Finding the right videos to localize

We’ve produced over 600 videos for our main YouTube channel over the last seven years. That’s a lot of content to choose from. To narrow things down, we reviewed all the videos on our channel and made a short list of videos that:

  • Get the majority of their views from YouTube search
  • Still get a significant number of views today
  • Were already a successful video in terms of views on our main channel 

Your goals for video localization may vary, but for this experiment, we’re focusing on reach so potential views was our primary goal when choosing which videos to share to the new Spanish channel.

Using Kapwing to dub our existing videos

Kapwing just launched our new AI-powered video dubbing tool—which we’ve been using behind the scenes for the last couple of months to help localize our YouTube videos. 

With our voice dubbing tool, you have the option to use an AI-generated voice or clone the original voice from your video, which is how we’ve created multiple videos with Jack Dodge, our Video Content Strategist, speaking rapid, fluent Spanish to publish on the Kapwing en Español channel.

It just takes a few steps:

Step 1. Upload your video to Kapwing

Kapwing supports upload from URL, which made this process easy for our remote team since we didn’t need the source files to upload and edit older videos. We simply grabbed the link from our YouTube channel and pasted it into Kapwing.

Step 2. Dub your video

Wherever you’re uploading it from, once the video is ready to go, open the Subtitles tab on the left.

From here, you’ll see the new option to “Dub video” which opens the dubbing tool.

Choose the language you want to translate your video to. There are over 30 languages available to choose from.

You can also select the voice you want your dubbed audio to have. By default, the dubbing tool is set to clone the original speaker’s voice but you can choose from any of our realistic AI voices

If your video has more than one speaker, you can set the number of speakers or let the tool autodetect. Once you’re happy with your selection, hit “Dub Video” and Kapwing will begin transcribing, translating, and dubbing.

Depending on the length of your video, this may take up to a few minutes.

Step 3: Make any necessary edits

When your video is ready, you will see a new subtitle and a new audio layer in the timeline below. 

Press play to listen back to the new dubbed audio.

By default, the dubbing tool also adds translated subtitles that match the new dubbed audio. You can edit these subtitles as you normally would, adjusting style, size, placement, etc. You can also remove them if you only want the dubbed audio. 

To do so, simply right click on the subtitle layer and then click “Delete row.” This will not remove the dubbed audio, only the subtitles.

Because the AI-dubbing is built right into Kapwing’s studio editor, you can make any other edits to your video that you like all in one place.

Choosing an in-house SME to lead the project

So, Kapwing is taking care of translating and dubbing the videos. But localization isn’t just translation.

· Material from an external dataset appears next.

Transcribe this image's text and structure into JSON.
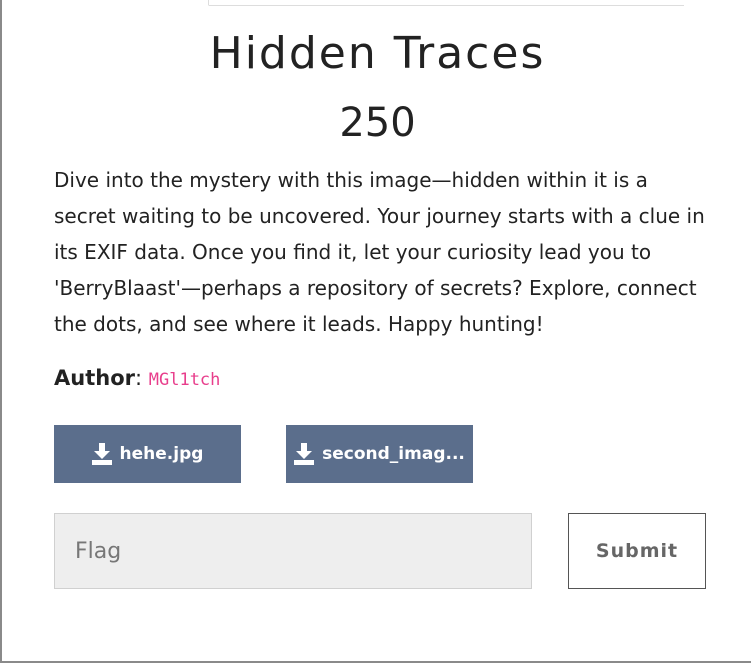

That’s why we also have Katherine Mayer, Product Manager and resident Spanish speaker here at Kapwing, leading the project. Katherine does a lot of the hands-on localization work necessary to adapt our videos for Spanish-speaking viewers, like:

  • Translating the banner art for the channel 
  • Updating the thumbnails
  • Translating and editing video descriptions
  • Making sure on-screen text in the videos gets translated
  • And checking any automated translations for accuracy

While the Kapwing en Español channel is still very much an ongoing experiment, we’ve learned a lot about the localization process and how teams like ours can make the most out of their existing content for new audiences.

Start small, but start localizing

There is no better way to grow market share in key regions than localizing your most important content. But you don't have to start with an expensive, complicated, or done-by-hand process.

It's likely better to start with smart AI-powered tools to test and experiment while you're learning the ropes. In fact, the gold star standard for video localization seems to be pairing tools you trust with human checks and balances to ensure a great experience for your viewers—no matter what language they speak.

Create content faster with Kapwing's online video editor →